Below is a list of case studies for you to browse through. They each outline the project’s goals and results.
Centrica Power Station
Case Study 1
Six full tanker loads per day each transferred 30,000 litres of oil from a site in Peterborough, UK, over an 18 week period, totalling 800 journeys. Finally shipping out a whopping 23 million litres of oil from Centrica’s power station.
The following video shows details for the Centrica Power Station case study.
The colossal operation to remove £11 million worth of unused fuel from Centrica Energy’s power station in Peterborough was an even bigger success.
Storing a volume of oil to this extent on a site like Centrica’s was proving a costly backup plan. After weighing up the pros and cons, they decided it would be cheaper for them to offload their fuel onto us as the costs to keep it on-site were rising.
Why Remove Fuel From A Site?
Storing 23 million litres of oil can pose various health and safety threats to the environment and employees, so businesses have to follow strict, and costly, guidelines or risk facing heavy fines and backlash. As a responsible company, Centrica Energy called upon Crown to assess their fuel, propose our solution and help them comply with current legislation to help reduce their costs.
With the storage of fuel being on-site, it requires employee training for risks and safety that is an additional cost some companies don’t view as viable. For Centrica, it was much more economical to sell the oil to us than keep it for backup purposes. Not only is it an extra cost when training staff on the compliance of fuel storage but, tank integrity, which plays a large part in today’s fuel storage responsibilities, is another cost and responsibility added on top.
When you look at the whole cost of buying and storing fuel then include training, accreditations and ongoing maintenance and checks, the costs can just creep up and up until they no longer prove worth it.
The additional possibility of the fuel being in a poor condition forced Centrica to think about the financial benefits of removing it.
The Good Oiled Days
The massive stocks of oil at the site were surprising however, some of it has been stored there for ten years and was originally kept to hedge against sharp spikes in gas prices. The decision to get rid of it became concrete once they’d calculated the uneconomical extra cost of money and time ensuring its safety and the eventual relief of their COMAH status(Control of Major Accident Hazards). The fuel itself could require cleaning or may be damaged beyond use after such a long time in storage, so the one-off cost of removal was the best option.
The shipment of oil will go through a fuel testing and analysis phase where the oil that requires treating will be polished and treated further, if required, and then delivered and used to heat homes across the UK. This not only ensures that the fuel is recycled and not wasted through damage but, it helps keep British families warm and happy through their central heating oil.
Lock ‘n’ Load
Taking on a job of this scale was no small feat but after investing heavily in a skid facility, we were able to transfer the fuel from the site to each tanker in just 20 minutes. Additional safety features mean that not only can we do each transfer quickly but, features such as overfill protection help prevent any spills from occurring.

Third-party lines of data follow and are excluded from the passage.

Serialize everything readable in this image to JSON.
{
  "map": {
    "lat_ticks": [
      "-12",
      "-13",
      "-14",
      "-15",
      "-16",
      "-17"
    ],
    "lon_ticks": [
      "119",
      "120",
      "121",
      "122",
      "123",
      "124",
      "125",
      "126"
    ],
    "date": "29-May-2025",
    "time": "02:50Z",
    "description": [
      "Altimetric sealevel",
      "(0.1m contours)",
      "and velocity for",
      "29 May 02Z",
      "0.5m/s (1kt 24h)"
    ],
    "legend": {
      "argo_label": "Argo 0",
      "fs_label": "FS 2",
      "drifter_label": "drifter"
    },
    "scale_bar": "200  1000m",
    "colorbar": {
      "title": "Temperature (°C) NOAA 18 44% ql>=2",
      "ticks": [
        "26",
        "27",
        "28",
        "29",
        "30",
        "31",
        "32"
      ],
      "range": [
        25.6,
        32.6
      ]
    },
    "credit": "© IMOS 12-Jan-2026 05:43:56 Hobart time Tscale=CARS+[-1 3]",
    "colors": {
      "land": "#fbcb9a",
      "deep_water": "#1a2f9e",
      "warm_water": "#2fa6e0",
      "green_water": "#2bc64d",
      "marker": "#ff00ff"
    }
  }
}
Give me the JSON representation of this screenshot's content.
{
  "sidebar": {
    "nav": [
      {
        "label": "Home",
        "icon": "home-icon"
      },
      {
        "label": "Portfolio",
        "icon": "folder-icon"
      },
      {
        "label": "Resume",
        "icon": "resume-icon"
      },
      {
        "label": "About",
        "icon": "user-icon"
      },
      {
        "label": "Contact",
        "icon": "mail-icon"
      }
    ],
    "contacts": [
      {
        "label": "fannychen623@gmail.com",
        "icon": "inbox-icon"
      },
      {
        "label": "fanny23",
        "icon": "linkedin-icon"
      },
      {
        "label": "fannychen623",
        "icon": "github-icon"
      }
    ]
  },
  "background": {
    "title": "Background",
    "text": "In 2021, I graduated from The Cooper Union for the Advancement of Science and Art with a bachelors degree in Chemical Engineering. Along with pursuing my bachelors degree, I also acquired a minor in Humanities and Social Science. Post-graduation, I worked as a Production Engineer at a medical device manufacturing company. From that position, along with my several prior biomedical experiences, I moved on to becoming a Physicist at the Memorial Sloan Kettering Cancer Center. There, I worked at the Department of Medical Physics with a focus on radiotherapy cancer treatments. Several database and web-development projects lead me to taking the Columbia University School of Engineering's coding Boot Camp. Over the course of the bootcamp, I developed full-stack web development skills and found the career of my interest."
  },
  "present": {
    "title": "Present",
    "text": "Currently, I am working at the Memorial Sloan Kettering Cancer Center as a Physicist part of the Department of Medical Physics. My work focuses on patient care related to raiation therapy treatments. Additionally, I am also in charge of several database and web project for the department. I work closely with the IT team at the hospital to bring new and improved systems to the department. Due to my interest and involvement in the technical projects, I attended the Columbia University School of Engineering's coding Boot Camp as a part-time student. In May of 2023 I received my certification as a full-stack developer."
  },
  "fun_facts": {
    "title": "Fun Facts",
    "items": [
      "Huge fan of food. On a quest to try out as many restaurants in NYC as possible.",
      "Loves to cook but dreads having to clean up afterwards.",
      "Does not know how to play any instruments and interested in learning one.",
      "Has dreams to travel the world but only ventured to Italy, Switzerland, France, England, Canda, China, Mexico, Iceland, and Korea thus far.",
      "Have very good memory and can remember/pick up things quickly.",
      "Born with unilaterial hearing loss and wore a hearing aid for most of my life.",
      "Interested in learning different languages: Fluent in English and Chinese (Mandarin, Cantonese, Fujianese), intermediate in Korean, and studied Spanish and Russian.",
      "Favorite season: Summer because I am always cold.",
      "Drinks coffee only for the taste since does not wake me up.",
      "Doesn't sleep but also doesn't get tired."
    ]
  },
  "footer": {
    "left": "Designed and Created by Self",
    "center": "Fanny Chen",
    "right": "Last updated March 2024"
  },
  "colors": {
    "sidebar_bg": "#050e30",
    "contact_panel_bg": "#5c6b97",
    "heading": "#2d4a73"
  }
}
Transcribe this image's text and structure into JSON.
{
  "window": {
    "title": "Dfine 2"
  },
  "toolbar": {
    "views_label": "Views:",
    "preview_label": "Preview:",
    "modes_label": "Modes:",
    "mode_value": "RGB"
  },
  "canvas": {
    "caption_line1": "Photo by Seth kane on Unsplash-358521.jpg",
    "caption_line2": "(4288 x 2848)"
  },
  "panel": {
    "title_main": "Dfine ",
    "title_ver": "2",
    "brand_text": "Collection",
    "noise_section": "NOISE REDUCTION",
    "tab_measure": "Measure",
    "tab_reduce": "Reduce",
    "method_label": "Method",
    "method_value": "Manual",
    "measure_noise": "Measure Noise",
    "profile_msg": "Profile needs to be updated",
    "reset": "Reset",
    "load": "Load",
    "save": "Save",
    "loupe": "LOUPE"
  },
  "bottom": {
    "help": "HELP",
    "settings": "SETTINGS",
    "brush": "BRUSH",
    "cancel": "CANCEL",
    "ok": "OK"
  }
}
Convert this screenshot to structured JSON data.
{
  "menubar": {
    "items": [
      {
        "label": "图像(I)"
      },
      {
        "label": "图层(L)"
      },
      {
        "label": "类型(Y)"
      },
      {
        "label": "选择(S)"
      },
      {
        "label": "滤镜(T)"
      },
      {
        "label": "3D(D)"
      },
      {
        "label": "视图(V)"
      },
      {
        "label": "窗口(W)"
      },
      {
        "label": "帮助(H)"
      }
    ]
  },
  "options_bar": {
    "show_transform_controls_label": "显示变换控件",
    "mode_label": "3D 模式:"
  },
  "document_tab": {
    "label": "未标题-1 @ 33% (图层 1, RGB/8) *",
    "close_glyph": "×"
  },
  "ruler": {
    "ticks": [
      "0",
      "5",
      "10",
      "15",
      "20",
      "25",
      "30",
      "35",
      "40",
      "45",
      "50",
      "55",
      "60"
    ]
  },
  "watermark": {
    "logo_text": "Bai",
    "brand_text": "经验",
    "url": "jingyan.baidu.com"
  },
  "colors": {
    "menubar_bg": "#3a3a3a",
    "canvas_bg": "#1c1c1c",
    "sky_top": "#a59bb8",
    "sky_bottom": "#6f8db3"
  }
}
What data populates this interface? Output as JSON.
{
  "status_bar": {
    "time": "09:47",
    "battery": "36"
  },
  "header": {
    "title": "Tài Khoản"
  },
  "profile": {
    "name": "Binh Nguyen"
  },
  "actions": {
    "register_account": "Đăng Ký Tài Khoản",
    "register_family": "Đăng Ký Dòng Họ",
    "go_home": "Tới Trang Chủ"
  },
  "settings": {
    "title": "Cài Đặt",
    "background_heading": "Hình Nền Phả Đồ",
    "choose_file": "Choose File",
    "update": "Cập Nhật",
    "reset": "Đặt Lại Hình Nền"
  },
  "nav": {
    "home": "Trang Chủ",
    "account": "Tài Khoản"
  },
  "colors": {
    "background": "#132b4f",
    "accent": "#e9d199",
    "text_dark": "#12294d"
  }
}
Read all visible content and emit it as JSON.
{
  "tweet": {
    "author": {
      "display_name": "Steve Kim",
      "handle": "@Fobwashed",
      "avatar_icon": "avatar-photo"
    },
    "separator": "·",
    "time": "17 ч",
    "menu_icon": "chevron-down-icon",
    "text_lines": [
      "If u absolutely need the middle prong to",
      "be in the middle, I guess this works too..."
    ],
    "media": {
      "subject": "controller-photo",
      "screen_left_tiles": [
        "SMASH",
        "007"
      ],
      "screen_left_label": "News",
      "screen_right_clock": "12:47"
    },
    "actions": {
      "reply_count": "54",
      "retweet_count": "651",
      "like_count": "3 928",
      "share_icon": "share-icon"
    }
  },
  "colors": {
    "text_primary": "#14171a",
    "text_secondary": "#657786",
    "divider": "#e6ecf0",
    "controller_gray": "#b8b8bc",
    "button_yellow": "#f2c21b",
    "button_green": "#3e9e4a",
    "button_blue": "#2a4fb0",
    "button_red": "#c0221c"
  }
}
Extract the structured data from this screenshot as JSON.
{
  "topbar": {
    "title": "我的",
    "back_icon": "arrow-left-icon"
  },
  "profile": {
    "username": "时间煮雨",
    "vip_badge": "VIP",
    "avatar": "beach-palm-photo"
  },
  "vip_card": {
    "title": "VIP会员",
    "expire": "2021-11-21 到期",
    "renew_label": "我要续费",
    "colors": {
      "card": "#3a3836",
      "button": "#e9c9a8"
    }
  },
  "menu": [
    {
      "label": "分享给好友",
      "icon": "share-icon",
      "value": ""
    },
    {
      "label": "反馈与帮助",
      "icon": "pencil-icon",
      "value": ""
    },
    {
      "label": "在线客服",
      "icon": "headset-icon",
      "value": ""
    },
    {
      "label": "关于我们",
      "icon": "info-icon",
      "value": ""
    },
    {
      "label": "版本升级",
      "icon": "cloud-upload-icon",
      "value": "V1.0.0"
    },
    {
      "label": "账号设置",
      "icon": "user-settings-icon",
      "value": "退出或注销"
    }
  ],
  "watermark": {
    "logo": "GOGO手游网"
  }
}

Although the transportation of the fuel was done by road, the removal of another 5 million litres of oil was being considered to go by sea. The idea behind this was to reduce the amount of tankers on the road. It would see the oil returned to where it came from originally via a pipeline from the nearby Barrow Dock. Further health and safety checks had to be done to ship the last 5 million litres of fuel by sea to guarantee its viability.